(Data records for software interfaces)
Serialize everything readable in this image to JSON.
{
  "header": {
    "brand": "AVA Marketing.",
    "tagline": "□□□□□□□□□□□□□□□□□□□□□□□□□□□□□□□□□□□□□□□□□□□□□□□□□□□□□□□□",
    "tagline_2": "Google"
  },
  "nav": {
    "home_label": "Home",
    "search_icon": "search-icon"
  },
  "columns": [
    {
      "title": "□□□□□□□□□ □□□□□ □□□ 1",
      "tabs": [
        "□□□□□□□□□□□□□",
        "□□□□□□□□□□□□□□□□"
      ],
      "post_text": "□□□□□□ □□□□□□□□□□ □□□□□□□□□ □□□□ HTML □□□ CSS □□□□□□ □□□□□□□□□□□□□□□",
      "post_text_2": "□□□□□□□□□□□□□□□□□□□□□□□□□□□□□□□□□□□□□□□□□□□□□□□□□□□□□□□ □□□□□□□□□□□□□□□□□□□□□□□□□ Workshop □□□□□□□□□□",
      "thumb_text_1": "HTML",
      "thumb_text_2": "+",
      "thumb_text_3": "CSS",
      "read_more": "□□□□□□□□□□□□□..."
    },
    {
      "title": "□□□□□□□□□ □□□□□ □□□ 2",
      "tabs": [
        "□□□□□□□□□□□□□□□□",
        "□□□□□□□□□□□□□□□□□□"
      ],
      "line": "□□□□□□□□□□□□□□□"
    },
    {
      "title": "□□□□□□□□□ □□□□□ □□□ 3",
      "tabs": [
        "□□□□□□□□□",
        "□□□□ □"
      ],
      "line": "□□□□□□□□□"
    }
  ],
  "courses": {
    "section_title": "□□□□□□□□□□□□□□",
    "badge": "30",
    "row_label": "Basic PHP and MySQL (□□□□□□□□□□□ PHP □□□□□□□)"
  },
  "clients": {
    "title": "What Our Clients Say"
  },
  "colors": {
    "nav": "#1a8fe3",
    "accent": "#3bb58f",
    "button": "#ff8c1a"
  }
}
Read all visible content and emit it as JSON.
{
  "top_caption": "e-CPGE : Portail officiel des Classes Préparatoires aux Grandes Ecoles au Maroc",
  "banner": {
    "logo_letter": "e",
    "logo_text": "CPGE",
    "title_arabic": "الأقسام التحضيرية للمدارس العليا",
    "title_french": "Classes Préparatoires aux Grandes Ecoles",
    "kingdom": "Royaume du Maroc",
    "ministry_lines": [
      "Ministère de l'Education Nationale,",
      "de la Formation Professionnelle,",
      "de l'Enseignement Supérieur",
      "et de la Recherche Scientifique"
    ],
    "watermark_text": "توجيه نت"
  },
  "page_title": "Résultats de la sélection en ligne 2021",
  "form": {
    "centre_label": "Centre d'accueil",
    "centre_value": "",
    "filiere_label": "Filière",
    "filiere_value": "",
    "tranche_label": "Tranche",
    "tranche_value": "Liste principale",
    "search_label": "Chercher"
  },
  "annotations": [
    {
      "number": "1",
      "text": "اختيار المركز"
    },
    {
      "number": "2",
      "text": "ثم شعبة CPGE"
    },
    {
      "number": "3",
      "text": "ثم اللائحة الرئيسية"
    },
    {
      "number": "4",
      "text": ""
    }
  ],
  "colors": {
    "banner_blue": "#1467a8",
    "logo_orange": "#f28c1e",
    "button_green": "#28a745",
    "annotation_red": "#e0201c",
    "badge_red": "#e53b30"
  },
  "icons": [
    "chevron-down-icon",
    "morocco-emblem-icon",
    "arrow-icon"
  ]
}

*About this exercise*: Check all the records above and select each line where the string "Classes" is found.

*Solution below*:
  "top_caption": "e-CPGE : Portail officiel des Classes Préparatoires aux Grandes Ecoles au Maroc",
    "title_french": "Classes Préparatoires aux Grandes Ecoles",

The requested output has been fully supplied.